_TASK REQUIREMENTS:_ Please return the records below exactly as they stand, with the pictures removed.

Records from a data collection:
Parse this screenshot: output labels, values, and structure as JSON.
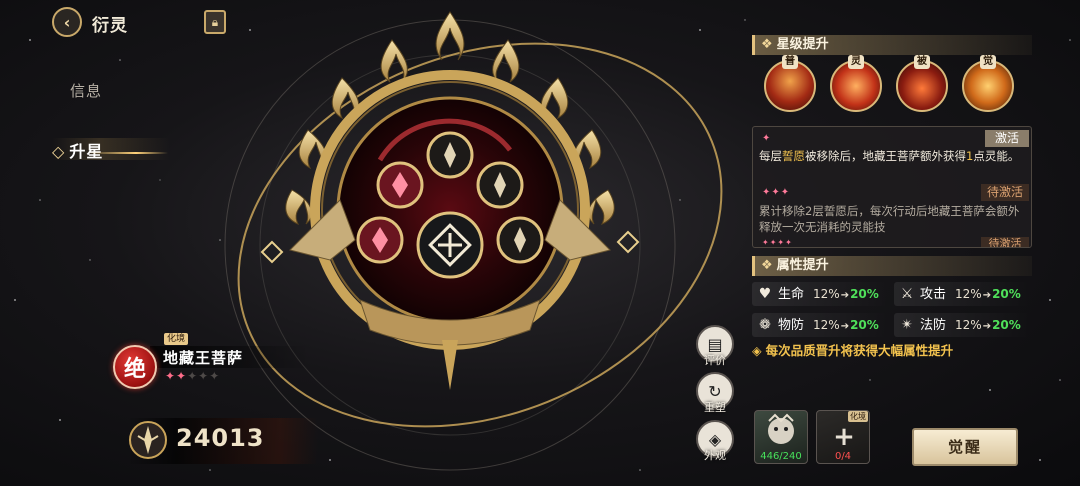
{
  "nav": {
    "back_icon": "chevron-left-icon",
    "title": "衍灵",
    "lock_icon": "lock-icon",
    "tabs": [
      {
        "label": "信息"
      },
      {
        "label": "升星"
      }
    ]
  },
  "character": {
    "grade": "绝",
    "tag": "化境",
    "name": "地藏王菩萨",
    "stars_on": "✦✦",
    "stars_off": "✦✦✦",
    "power": "24013"
  },
  "actions": [
    {
      "label": "评价",
      "icon": "scroll-icon"
    },
    {
      "label": "重塑",
      "icon": "swirl-icon"
    },
    {
      "label": "外观",
      "icon": "costume-icon"
    }
  ],
  "star_upgrade": {
    "title": "星级提升",
    "icons": [
      {
        "tag": "普",
        "icon": "fire-spirit-icon"
      },
      {
        "tag": "灵",
        "icon": "lotus-flame-icon"
      },
      {
        "tag": "被",
        "icon": "passive-flame-icon"
      },
      {
        "tag": "觉",
        "icon": "awaken-orb-icon"
      }
    ],
    "tiers": [
      {
        "stars": "✦",
        "status": "激活",
        "text_a": "每层",
        "text_hl": "誓愿",
        "text_b": "被移除后，地藏王菩萨额外获得",
        "text_num": "1",
        "text_c": "点灵能。"
      },
      {
        "stars": "✦✦✦",
        "status": "待激活",
        "text": "累计移除2层誓愿后，每次行动后地藏王菩萨会额外释放一次无消耗的灵能技"
      },
      {
        "stars": "✦✦✦✦",
        "status": "待激活"
      }
    ]
  },
  "attributes": {
    "title": "属性提升",
    "items": [
      {
        "name": "生命",
        "base": "12%",
        "up": "20%",
        "icon": "heart-shield-icon"
      },
      {
        "name": "攻击",
        "base": "12%",
        "up": "20%",
        "icon": "sword-icon"
      },
      {
        "name": "物防",
        "base": "12%",
        "up": "20%",
        "icon": "lotus-shield-icon"
      },
      {
        "name": "法防",
        "base": "12%",
        "up": "20%",
        "icon": "magic-shield-icon"
      }
    ],
    "note": "每次品质晋升将获得大幅属性提升"
  },
  "materials": [
    {
      "count": "446/240",
      "icon": "soul-shard-icon"
    },
    {
      "count": "0/4",
      "tag": "化境",
      "icon": "add-icon"
    }
  ],
  "awaken_button": "觉醒",
  "colors": {
    "accent_gold": "#e4c27f",
    "gain_green": "#4fe05a",
    "lack_red": "#ff5050",
    "highlight_yellow": "#f2c24e",
    "star_pink": "#ff7a9a"
  }
}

_ANSWER:_
Parse this screenshot: output labels, values, and structure as JSON.
{
  "nav": {
    "back_icon": "chevron-left-icon",
    "title": "衍灵",
    "lock_icon": "lock-icon",
    "tabs": [
      {
        "label": "信息"
      },
      {
        "label": "升星"
      }
    ]
  },
  "character": {
    "grade": "绝",
    "tag": "化境",
    "name": "地藏王菩萨",
    "stars_on": "✦✦",
    "stars_off": "✦✦✦",
    "power": "24013"
  },
  "actions": [
    {
      "label": "评价",
      "icon": "scroll-icon"
    },
    {
      "label": "重塑",
      "icon": "swirl-icon"
    },
    {
      "label": "外观",
      "icon": "costume-icon"
    }
  ],
  "star_upgrade": {
    "title": "星级提升",
    "icons": [
      {
        "tag": "普",
        "icon": "fire-spirit-icon"
      },
      {
        "tag": "灵",
        "icon": "lotus-flame-icon"
      },
      {
        "tag": "被",
        "icon": "passive-flame-icon"
      },
      {
        "tag": "觉",
        "icon": "awaken-orb-icon"
      }
    ],
    "tiers": [
      {
        "stars": "✦",
        "status": "激活",
        "text_a": "每层",
        "text_hl": "誓愿",
        "text_b": "被移除后，地藏王菩萨额外获得",
        "text_num": "1",
        "text_c": "点灵能。"
      },
      {
        "stars": "✦✦✦",
        "status": "待激活",
        "text": "累计移除2层誓愿后，每次行动后地藏王菩萨会额外释放一次无消耗的灵能技"
      },
      {
        "stars": "✦✦✦✦",
        "status": "待激活"
      }
    ]
  },
  "attributes": {
    "title": "属性提升",
    "items": [
      {
        "name": "生命",
        "base": "12%",
        "up": "20%",
        "icon": "heart-shield-icon"
      },
      {
        "name": "攻击",
        "base": "12%",
        "up": "20%",
        "icon": "sword-icon"
      },
      {
        "name": "物防",
        "base": "12%",
        "up": "20%",
        "icon": "lotus-shield-icon"
      },
      {
        "name": "法防",
        "base": "12%",
        "up": "20%",
        "icon": "magic-shield-icon"
      }
    ],
    "note": "每次品质晋升将获得大幅属性提升"
  },
  "materials": [
    {
      "count": "446/240",
      "icon": "soul-shard-icon"
    },
    {
      "count": "0/4",
      "tag": "化境",
      "icon": "add-icon"
    }
  ],
  "awaken_button": "觉醒",
  "colors": {
    "accent_gold": "#e4c27f",
    "gain_green": "#4fe05a",
    "lack_red": "#ff5050",
    "highlight_yellow": "#f2c24e",
    "star_pink": "#ff7a9a"
  }
}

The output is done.